The video explains the brains becomes less flexible to new structures as we grow older, causing us to learn another language while still thinking in our mother tongue instead of thinking in the concept of the word. Even though this does have to do with the way our brain works, one thing we can take from this is to try to approach learning a new language in a different way.

If you´d like to become fluent in a language instead of just being able to communicate, it might be a good idea to start thinking more in concepts, trying to forget the structures you have used thus far.

Even though this is obviously very hard and you will probably not achieve the same results as a young child, this way of learning a languages causes you to eventually think in another language instead of translating the words from your native language, as the subordinate bilinguals do, which eventually makes the chances of mixing up words or grammatical structures smaller.

Another interesting fact they mentioned was that people tend to suffer less from emotional bias and were able to solve problems more rationally when confronting them in a second language (which means from now on I shall be resolving my problems in Spanish).

The video also mentions that bilingualism was considered a flaw before the 1960 because scientists thought it would slow down a child´s development by forcing them to spend too much time distinguishing between languages.

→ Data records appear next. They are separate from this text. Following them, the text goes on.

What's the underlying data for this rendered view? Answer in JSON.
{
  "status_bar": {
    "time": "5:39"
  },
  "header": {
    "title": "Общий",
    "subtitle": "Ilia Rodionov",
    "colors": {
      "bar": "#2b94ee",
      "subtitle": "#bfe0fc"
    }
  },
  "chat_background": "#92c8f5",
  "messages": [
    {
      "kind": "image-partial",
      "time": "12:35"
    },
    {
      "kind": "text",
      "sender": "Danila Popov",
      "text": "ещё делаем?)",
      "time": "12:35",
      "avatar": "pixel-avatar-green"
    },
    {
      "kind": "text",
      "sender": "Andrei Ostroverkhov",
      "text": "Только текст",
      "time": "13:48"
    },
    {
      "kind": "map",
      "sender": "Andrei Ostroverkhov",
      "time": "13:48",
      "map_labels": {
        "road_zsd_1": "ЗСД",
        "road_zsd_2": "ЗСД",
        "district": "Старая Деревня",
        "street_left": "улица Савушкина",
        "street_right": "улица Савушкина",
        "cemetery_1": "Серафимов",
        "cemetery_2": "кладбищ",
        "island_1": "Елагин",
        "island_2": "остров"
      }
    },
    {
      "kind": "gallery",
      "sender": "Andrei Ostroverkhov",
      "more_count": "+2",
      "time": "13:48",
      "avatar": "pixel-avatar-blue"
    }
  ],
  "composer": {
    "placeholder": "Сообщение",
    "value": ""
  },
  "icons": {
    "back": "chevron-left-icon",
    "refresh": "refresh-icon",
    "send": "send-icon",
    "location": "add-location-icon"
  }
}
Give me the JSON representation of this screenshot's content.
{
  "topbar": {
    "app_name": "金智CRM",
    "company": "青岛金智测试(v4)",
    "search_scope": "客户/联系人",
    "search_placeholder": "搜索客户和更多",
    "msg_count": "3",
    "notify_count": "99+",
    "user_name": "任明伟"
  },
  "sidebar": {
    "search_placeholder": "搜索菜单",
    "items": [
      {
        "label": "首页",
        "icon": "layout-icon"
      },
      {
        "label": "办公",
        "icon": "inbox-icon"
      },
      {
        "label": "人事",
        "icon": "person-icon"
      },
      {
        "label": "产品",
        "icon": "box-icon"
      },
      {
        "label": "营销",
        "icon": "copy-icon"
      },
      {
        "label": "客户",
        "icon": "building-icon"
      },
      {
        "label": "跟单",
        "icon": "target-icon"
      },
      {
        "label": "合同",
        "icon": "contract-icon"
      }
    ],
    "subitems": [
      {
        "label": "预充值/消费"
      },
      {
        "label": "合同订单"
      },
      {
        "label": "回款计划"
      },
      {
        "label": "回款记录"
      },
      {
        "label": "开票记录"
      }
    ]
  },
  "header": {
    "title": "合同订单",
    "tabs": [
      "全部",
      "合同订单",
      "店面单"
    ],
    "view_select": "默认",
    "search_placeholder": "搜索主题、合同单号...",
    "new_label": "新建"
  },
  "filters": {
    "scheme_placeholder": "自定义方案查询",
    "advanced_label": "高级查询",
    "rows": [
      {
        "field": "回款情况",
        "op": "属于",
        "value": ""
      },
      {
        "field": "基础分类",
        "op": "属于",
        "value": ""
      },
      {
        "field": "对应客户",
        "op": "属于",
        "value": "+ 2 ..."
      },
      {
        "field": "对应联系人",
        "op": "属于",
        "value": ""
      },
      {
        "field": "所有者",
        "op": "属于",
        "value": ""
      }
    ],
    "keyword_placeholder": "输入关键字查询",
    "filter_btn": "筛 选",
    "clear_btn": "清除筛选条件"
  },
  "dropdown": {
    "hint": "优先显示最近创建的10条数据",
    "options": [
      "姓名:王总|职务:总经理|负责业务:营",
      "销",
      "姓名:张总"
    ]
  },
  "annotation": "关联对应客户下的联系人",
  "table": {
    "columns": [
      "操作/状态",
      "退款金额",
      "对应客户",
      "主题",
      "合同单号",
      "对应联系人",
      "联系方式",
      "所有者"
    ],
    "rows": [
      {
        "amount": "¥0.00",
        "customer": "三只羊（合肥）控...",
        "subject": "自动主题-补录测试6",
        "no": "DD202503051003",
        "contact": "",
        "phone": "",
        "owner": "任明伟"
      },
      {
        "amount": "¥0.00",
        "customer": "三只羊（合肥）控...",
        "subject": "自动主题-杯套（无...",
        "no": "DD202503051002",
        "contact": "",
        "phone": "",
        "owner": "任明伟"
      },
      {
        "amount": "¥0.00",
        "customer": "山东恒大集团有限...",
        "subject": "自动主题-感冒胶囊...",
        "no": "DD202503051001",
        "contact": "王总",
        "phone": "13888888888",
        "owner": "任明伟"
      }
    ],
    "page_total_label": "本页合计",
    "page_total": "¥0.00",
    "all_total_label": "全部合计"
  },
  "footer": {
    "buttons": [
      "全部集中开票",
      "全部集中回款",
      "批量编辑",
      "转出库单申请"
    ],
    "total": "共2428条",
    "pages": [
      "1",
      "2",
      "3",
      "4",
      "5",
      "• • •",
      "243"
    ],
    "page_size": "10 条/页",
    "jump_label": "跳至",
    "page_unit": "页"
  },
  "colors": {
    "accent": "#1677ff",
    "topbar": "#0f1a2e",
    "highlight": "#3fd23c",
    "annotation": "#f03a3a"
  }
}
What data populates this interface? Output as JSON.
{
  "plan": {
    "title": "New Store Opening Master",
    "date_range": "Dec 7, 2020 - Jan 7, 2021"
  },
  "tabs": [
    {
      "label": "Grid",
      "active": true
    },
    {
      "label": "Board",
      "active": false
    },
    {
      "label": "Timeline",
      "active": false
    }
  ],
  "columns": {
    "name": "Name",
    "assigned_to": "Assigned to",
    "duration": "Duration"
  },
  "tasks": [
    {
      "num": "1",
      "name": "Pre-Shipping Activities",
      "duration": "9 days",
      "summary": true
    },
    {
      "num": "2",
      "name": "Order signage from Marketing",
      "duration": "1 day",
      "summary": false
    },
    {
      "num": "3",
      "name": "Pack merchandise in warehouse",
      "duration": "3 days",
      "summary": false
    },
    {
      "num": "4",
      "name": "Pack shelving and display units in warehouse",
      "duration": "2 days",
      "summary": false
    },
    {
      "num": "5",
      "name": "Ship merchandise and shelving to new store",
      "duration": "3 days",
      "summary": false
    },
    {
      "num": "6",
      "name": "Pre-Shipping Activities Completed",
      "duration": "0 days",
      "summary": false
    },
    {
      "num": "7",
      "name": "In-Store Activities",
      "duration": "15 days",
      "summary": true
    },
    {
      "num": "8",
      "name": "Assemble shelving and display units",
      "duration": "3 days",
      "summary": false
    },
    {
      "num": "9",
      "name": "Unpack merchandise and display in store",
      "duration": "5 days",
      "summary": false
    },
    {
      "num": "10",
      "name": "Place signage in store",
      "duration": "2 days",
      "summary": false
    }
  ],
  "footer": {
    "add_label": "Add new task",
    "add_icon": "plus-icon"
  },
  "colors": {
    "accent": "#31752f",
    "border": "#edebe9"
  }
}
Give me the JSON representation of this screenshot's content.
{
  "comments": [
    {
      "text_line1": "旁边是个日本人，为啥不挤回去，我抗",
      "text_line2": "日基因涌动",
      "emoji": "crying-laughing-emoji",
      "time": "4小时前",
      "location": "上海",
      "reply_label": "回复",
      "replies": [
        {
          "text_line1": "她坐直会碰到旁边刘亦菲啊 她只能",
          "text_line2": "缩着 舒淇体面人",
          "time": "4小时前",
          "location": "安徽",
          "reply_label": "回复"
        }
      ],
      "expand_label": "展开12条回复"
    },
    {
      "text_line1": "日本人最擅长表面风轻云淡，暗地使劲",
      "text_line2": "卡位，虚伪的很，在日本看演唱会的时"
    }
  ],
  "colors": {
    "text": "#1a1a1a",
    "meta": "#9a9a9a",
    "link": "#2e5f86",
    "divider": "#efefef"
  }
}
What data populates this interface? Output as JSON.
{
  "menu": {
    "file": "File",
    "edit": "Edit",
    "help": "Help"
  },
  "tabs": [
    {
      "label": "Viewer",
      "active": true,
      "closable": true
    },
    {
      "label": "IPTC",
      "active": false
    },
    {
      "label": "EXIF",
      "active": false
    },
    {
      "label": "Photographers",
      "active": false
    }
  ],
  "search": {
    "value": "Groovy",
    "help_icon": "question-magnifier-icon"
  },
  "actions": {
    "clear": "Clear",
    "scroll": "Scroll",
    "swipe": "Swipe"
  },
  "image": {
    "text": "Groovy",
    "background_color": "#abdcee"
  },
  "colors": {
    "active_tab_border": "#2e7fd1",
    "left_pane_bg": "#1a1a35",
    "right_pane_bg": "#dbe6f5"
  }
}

Although I do feel that the more languages I speak, the more I am starting to mix them up, it is definitely not a ´flaw´,

All in all, this video has a lot of interesting things to tell us about the way bilingualism influences the brain, so if you weren´t convinced already; get that brain busy and learn another language!